Haunting Ghoulhaven Hall is a myriad of ghouls and goblins. Skeletons, spiders, zombies, mummies, and even haunted televisions inhabit every room, and you have to clear them out in order to move on. The gameplay in Ghoulies is very simple. You move with the left stick on the Xbox controller and attack using the right stick. You can also pick up brooms and chairs and lots of other objects and use them as weapons. This sounds pretty cool, and it would seem you have a fair bit of freedom in how you play the game, but the techniques and attacks you use are exactly the same in the last room of the mansion as they were in the first room. Another problem I have is that Cooper seems to move rather slowly, and that combined with the simple nature of the combat makes the game feel more tedious than fun.

To try to combat the feeling of repetition from the combat, the game gives you different challenges in each room later in the game. At the beginning, it is simply a beat-em-up where you have to clear out all of the enemies. Later rooms require you to clear the area without getting hit, do all of your damage only using weapons, or clear the room within a strict time limit. If you violate any of these rules, the Grim Reaper will come out and kill Cooper, which isn't much of a problem really but I'll cover that later. The game starts off easy and rather dull, but when the game starts imposing stricter requirements for clearing rooms it becomes more difficult. Well, not really difficult, annoying is a better word. You find yourself fighting the controls and the simplistic combat and the incredibly slow pace of the game more than the enemies.

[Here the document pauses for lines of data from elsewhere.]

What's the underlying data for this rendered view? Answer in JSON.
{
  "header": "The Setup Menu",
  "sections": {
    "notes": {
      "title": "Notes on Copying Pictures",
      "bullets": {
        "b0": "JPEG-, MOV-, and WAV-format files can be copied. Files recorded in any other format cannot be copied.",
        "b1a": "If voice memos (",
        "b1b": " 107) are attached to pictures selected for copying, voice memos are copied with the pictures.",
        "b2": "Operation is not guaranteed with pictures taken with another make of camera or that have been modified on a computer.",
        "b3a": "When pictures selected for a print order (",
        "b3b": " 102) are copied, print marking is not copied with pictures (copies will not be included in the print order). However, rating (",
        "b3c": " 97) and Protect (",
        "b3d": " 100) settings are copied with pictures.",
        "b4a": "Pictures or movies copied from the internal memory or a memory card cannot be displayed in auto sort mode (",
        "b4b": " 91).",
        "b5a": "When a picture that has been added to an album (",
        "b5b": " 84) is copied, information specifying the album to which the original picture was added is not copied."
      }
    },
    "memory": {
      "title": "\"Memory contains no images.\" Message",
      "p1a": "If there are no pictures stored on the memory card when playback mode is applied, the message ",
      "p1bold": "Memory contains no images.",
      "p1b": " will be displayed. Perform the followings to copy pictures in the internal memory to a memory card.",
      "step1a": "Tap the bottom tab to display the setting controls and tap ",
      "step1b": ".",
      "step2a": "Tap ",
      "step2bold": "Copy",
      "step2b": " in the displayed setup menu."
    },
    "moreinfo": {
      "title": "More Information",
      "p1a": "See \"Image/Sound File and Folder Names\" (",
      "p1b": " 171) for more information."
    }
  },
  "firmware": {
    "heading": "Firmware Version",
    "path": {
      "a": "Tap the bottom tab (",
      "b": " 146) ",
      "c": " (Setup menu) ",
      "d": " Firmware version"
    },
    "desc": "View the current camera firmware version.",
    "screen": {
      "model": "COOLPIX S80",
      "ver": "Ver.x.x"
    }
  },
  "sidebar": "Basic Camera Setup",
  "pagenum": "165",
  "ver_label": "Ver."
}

My main problem with the game lies in that everything is too simple and it feels like you are being babied through the game. You are told when and where and how to do everything in the game and there is no exploration at all because you never have a choice as to what door you go through. If you die in the game, either because of the monsters or the bony hand of the Grim Reaper, you just get to restart in the room you are currently on. You only need a couple of looks at even the most difficult (annoying) rooms and you can beat them, so the fact that you aren't penalized at all for dying makes Grabbed by the Ghoulies even easier than it already is.

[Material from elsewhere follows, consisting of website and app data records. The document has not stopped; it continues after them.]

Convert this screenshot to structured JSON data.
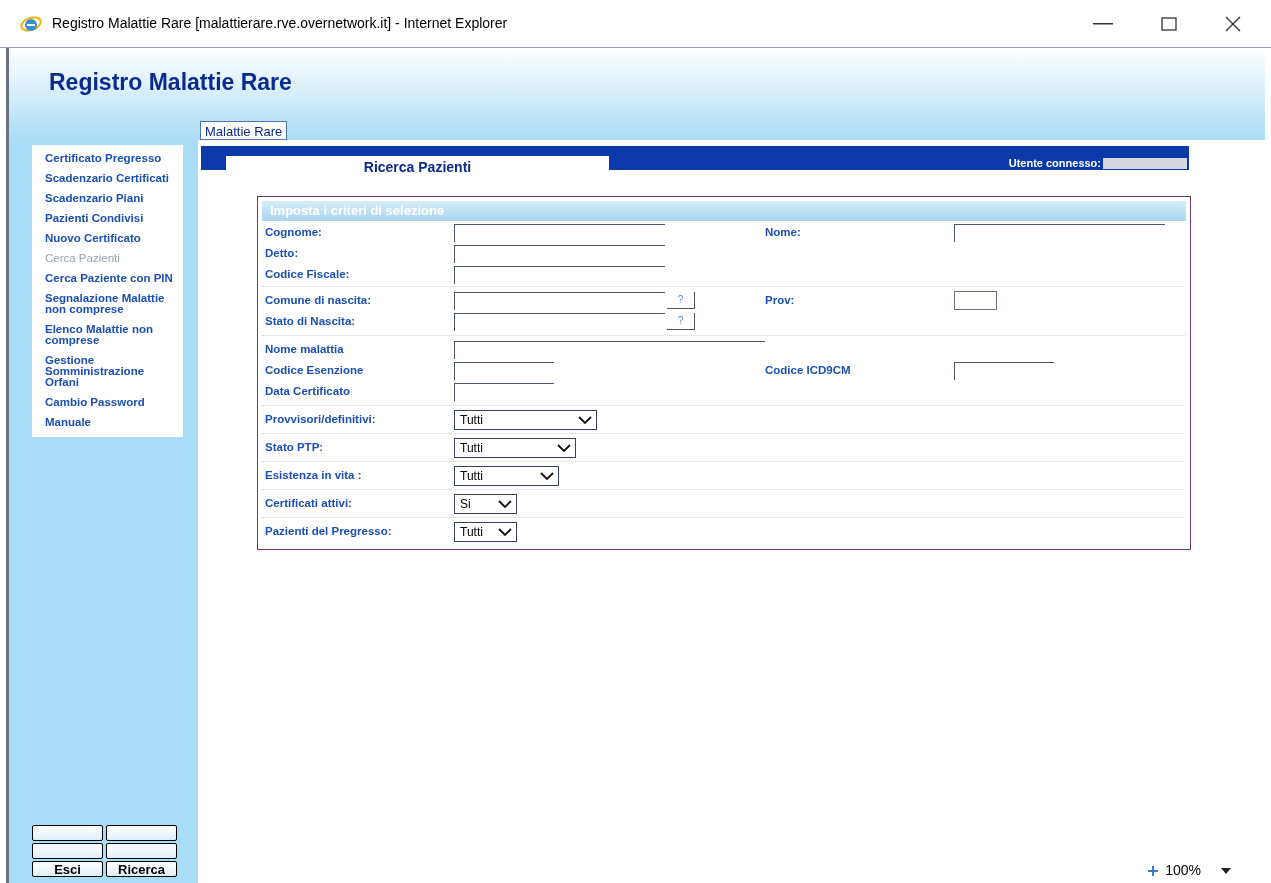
{
  "window": {
    "title": "Registro Malattie Rare [malattierare.rve.overnetwork.it] - Internet Explorer"
  },
  "header": {
    "title": "Registro Malattie Rare"
  },
  "top_tab": {
    "label": "Malattie Rare"
  },
  "sidebar": {
    "items": [
      {
        "label": "Certificato Pregresso",
        "disabled": false
      },
      {
        "label": "Scadenzario Certificati",
        "disabled": false
      },
      {
        "label": "Scadenzario Piani",
        "disabled": false
      },
      {
        "label": "Pazienti Condivisi",
        "disabled": false
      },
      {
        "label": "Nuovo Certificato",
        "disabled": false
      },
      {
        "label": "Cerca Pazienti",
        "disabled": true
      },
      {
        "label": "Cerca Paziente con PIN",
        "disabled": false
      },
      {
        "label": "Segnalazione Malattie non comprese",
        "disabled": false
      },
      {
        "label": "Elenco Malattie non comprese",
        "disabled": false
      },
      {
        "label": "Gestione Somministrazione Orfani",
        "disabled": false
      },
      {
        "label": "Cambio Password",
        "disabled": false
      },
      {
        "label": "Manuale",
        "disabled": false
      }
    ],
    "buttons": [
      "Esci",
      "Ricerca"
    ]
  },
  "page_tab": {
    "label": "Ricerca Pazienti"
  },
  "user": {
    "label": "Utente connesso:"
  },
  "form": {
    "title": "Imposta i criteri di selezione",
    "groups": [
      [
        [
          {
            "label": "Cognome:",
            "kind": "text"
          },
          {
            "label": "Nome:",
            "kind": "text"
          }
        ],
        [
          {
            "label": "Detto:",
            "kind": "text"
          }
        ],
        [
          {
            "label": "Codice Fiscale:",
            "kind": "text"
          }
        ]
      ],
      [
        [
          {
            "label": "Comune di nascita:",
            "kind": "lookup",
            "button": "?"
          },
          {
            "label": "Prov:",
            "kind": "tiny"
          }
        ],
        [
          {
            "label": "Stato di Nascita:",
            "kind": "lookup",
            "button": "?"
          }
        ]
      ],
      [
        [
          {
            "label": "Nome malattia",
            "kind": "long"
          }
        ],
        [
          {
            "label": "Codice Esenzione",
            "kind": "short"
          },
          {
            "label": "Codice ICD9CM",
            "kind": "short"
          }
        ],
        [
          {
            "label": "Data Certificato",
            "kind": "short"
          }
        ]
      ],
      [
        [
          {
            "label": "Provvisori/definitivi:",
            "kind": "select",
            "value": "Tutti"
          }
        ]
      ],
      [
        [
          {
            "label": "Stato PTP:",
            "kind": "select",
            "value": "Tutti"
          }
        ]
      ],
      [
        [
          {
            "label": "Esistenza in vita :",
            "kind": "select",
            "value": "Tutti"
          }
        ]
      ],
      [
        [
          {
            "label": "Certificati attivi:",
            "kind": "select",
            "value": "Si"
          }
        ]
      ],
      [
        [
          {
            "label": "Pazienti del Pregresso:",
            "kind": "select",
            "value": "Tutti"
          }
        ]
      ]
    ]
  },
  "status_bar": {
    "zoom": "100%"
  }
}
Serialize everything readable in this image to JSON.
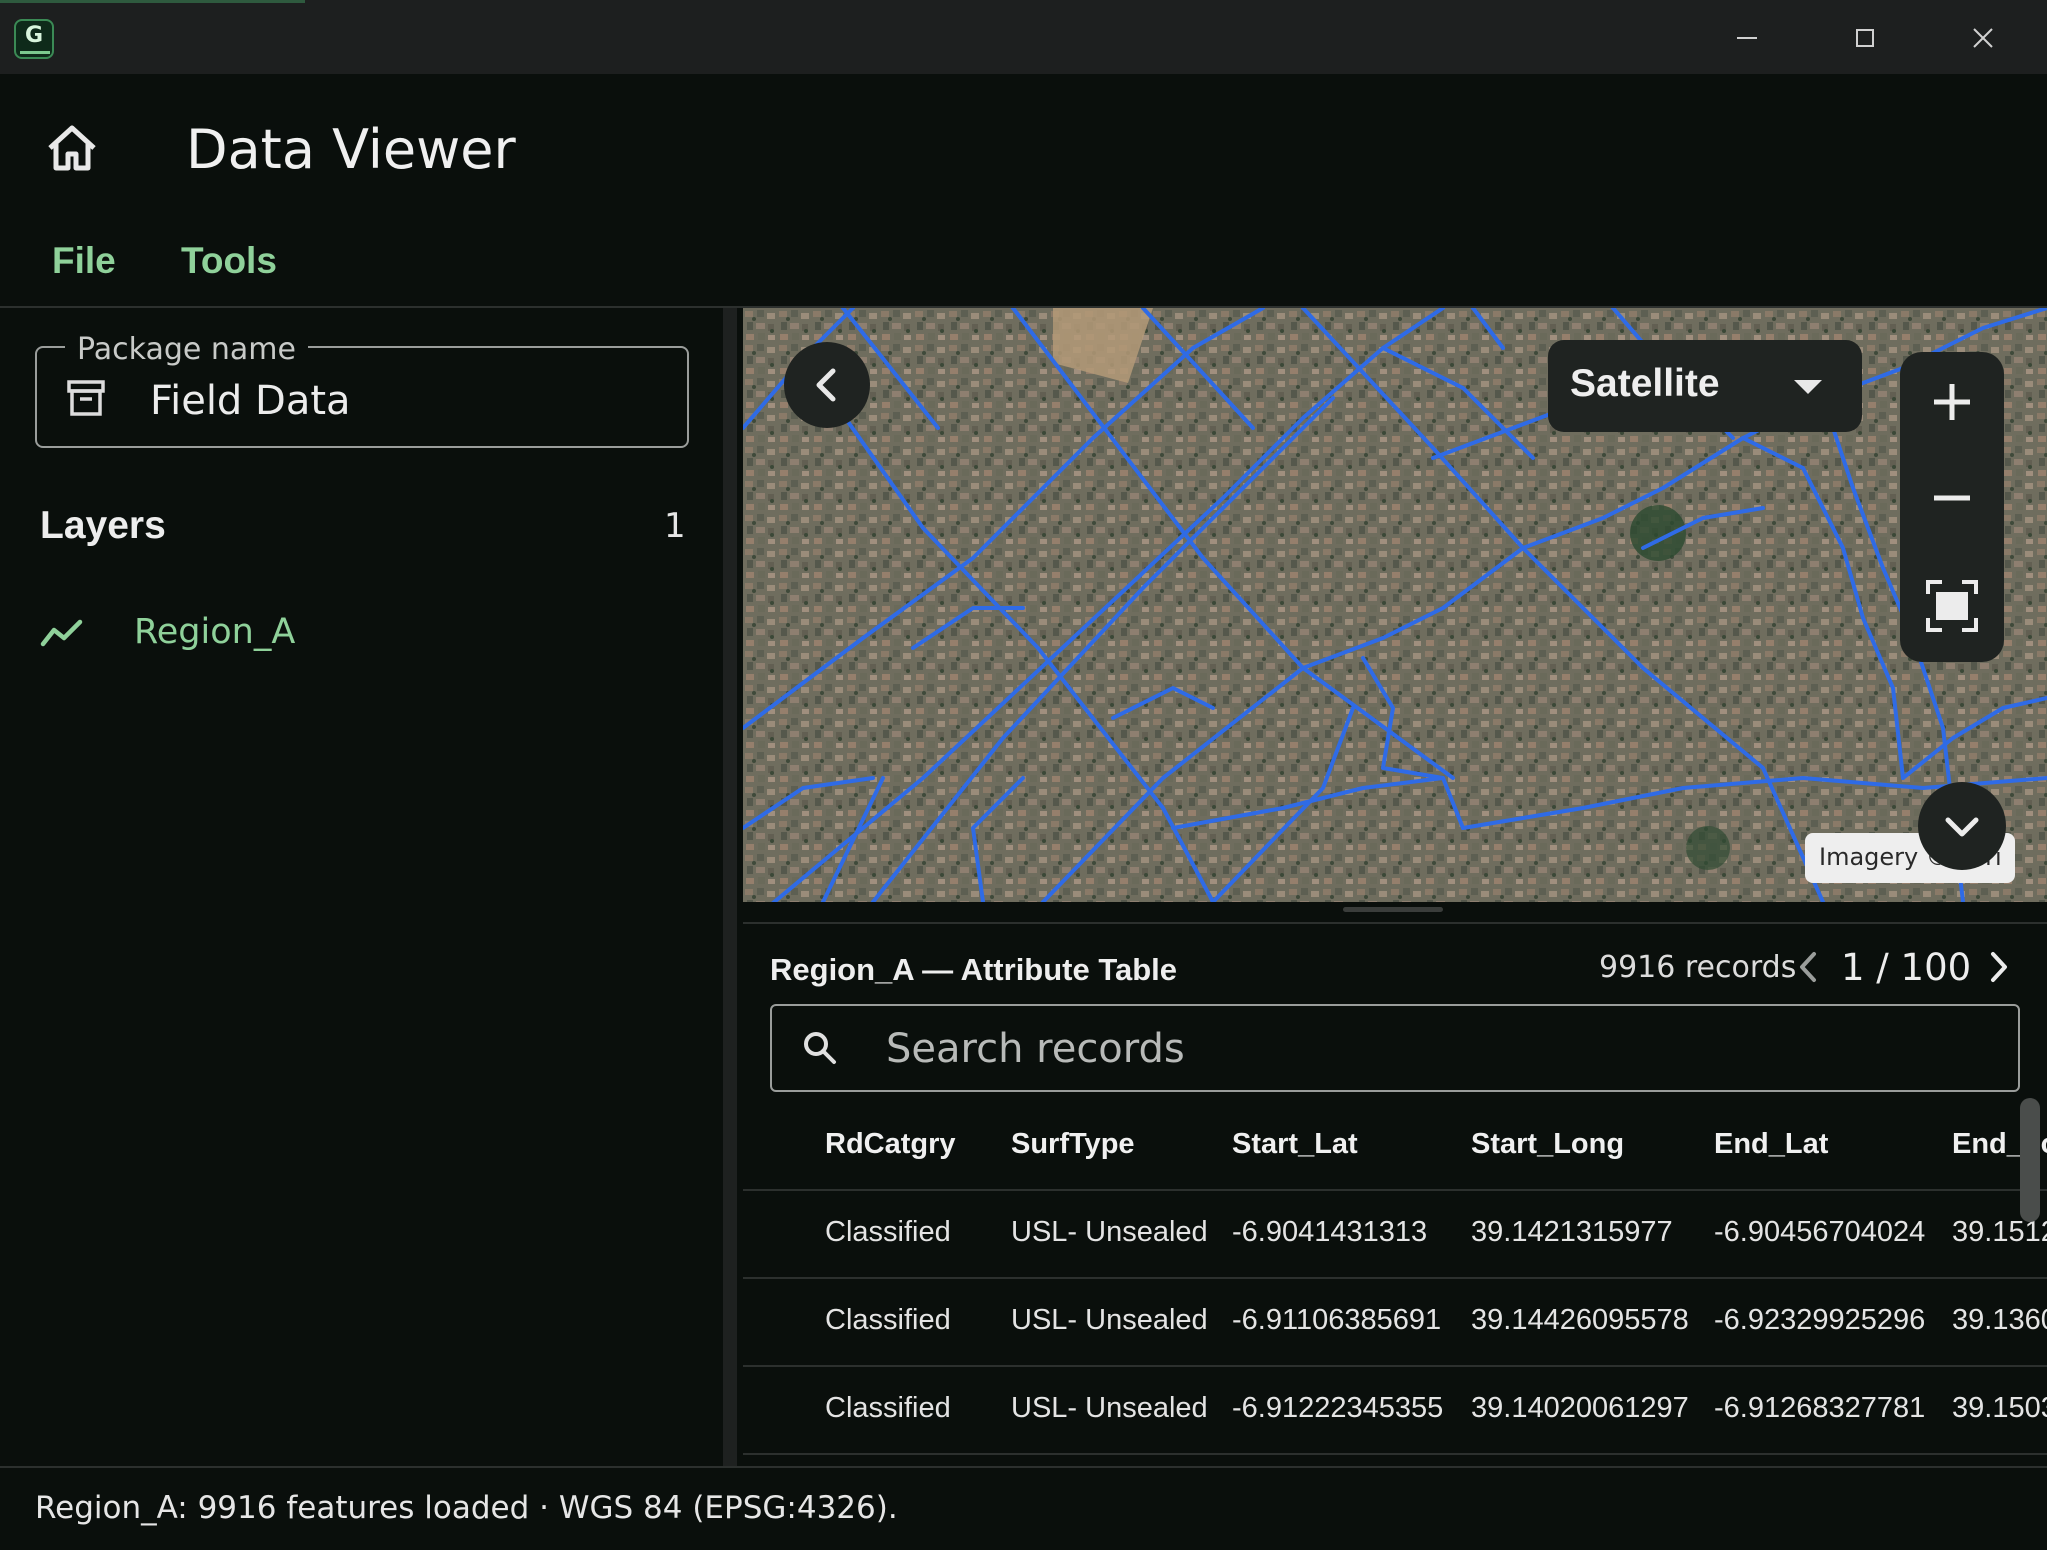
{
  "window": {
    "app_logo_letter": "G",
    "controls": [
      "minimize",
      "maximize",
      "close"
    ]
  },
  "header": {
    "title": "Data Viewer",
    "menu": {
      "file": "File",
      "tools": "Tools"
    }
  },
  "sidebar": {
    "package_label": "Package name",
    "package_value": "Field Data",
    "layers_title": "Layers",
    "layers_count": "1",
    "layers": [
      {
        "name": "Region_A",
        "icon": "polyline-icon"
      }
    ]
  },
  "map": {
    "basemap": "Satellite",
    "attribution": "Imagery © Esri",
    "colors": {
      "roads": "#2f6be6",
      "accent": "#8fd19a"
    }
  },
  "attribute_table": {
    "title": "Region_A — Attribute Table",
    "record_count": "9916 records",
    "page": "1 / 100",
    "search_placeholder": "Search records",
    "columns": [
      "RdCatgry",
      "SurfType",
      "Start_Lat",
      "Start_Long",
      "End_Lat",
      "End_Lo"
    ],
    "rows": [
      [
        "Classified",
        "USL- Unsealed",
        "-6.9041431313",
        "39.1421315977",
        "-6.90456704024",
        "39.1512"
      ],
      [
        "Classified",
        "USL- Unsealed",
        "-6.91106385691",
        "39.14426095578",
        "-6.92329925296",
        "39.1360"
      ],
      [
        "Classified",
        "USL- Unsealed",
        "-6.91222345355",
        "39.14020061297",
        "-6.91268327781",
        "39.1503"
      ]
    ]
  },
  "status": {
    "text": "Region_A: 9916 features loaded · WGS 84 (EPSG:4326)."
  }
}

Graphically, Grabbed by the Ghoulies is a very pretty game. Everything has a bright, cartoony look to it and the characters are all nicely detailed. The rooms you explore are also very detailed and look very nice. You can destroy a lot of the furniture and things in each room, and even though it has little to no impact on the game itself, it is pretty fun to look back on a room that you just completely trashed. The look of the game is very true to the Halloween theme, and it is pretty safe to say that the graphics and theme are the only things keeping this ship afloat. There are also tons of references to past Rare games all over the place as well, so that is definitely something to look for.

The sound is also very well done. In typical Rare fashion, there isn't any voice acting in the game and each character is instead represented by different grunts and groans. The enemies all have unique sounds and manage to be both menacing and incredibly comical at the same time. The music fits the spooky theme and does a good job of tying everything together.

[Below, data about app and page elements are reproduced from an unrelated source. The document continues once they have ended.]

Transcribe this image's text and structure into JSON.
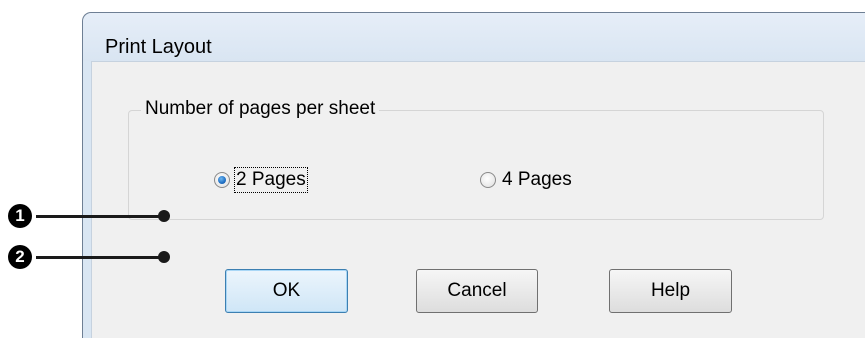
{
  "dialog": {
    "title": "Print Layout",
    "group": {
      "label": "Number of pages per sheet",
      "options": [
        {
          "label": "2 Pages",
          "checked": true
        },
        {
          "label": "4 Pages",
          "checked": false
        }
      ]
    },
    "buttons": {
      "ok": "OK",
      "cancel": "Cancel",
      "help": "Help"
    }
  },
  "callouts": [
    {
      "number": "1"
    },
    {
      "number": "2"
    }
  ],
  "colors": {
    "dialog_frame": "#d9e6f3",
    "client_background": "#f0f0f0",
    "callout": "#1a1a1a"
  }
}
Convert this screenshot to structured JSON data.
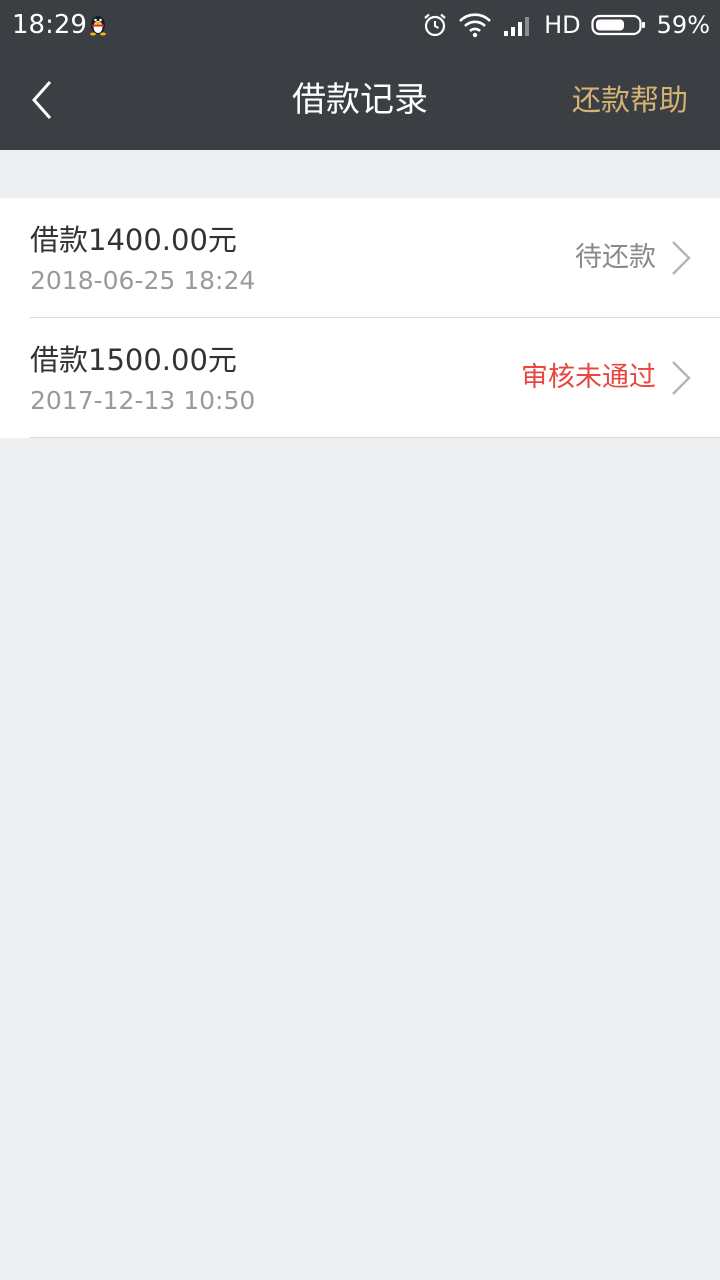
{
  "status_bar": {
    "time": "18:29",
    "network": "HD",
    "battery": "59%",
    "icons": [
      "qq-icon",
      "alarm-icon",
      "wifi-icon",
      "signal-icon",
      "battery-icon"
    ]
  },
  "nav": {
    "back_icon": "chevron-left-icon",
    "title": "借款记录",
    "help": "还款帮助"
  },
  "records": [
    {
      "amount": "借款1400.00元",
      "date": "2018-06-25 18:24",
      "status": "待还款",
      "status_color": "#8a8a8a"
    },
    {
      "amount": "借款1500.00元",
      "date": "2017-12-13 10:50",
      "status": "审核未通过",
      "status_color": "#e8473f"
    }
  ],
  "colors": {
    "header_bg": "#3b3f44",
    "accent_gold": "#d4b373",
    "page_bg": "#eeeff1"
  }
}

Overall, Grabbed by the Ghoulies isn't exactly up to the standard we expect from Rare. Does this mean that the magic is gone and Nintendo was smart to get rid of them when they did? I would say no. Despite the fact that it doesn't seem like anyone can admit it, Grabbed by the Ghoulies is obviously a kid's game. A game with combat this simple and gameplay that is intentionally so easy (You can turn on an option in the menu to give you double health when you die, hello!), I can't imagine that it was intended for all of the adult reviewers that are panning it. If it appeared on the GameCube, I think it would have been better received just because Nintendo fanboys would force themselves to like it. On the Xbox, though, Grabbed by the Ghoulies just seems out of place. If you have kids or just want to see what Rare has been up to on Xbox, give it a rent.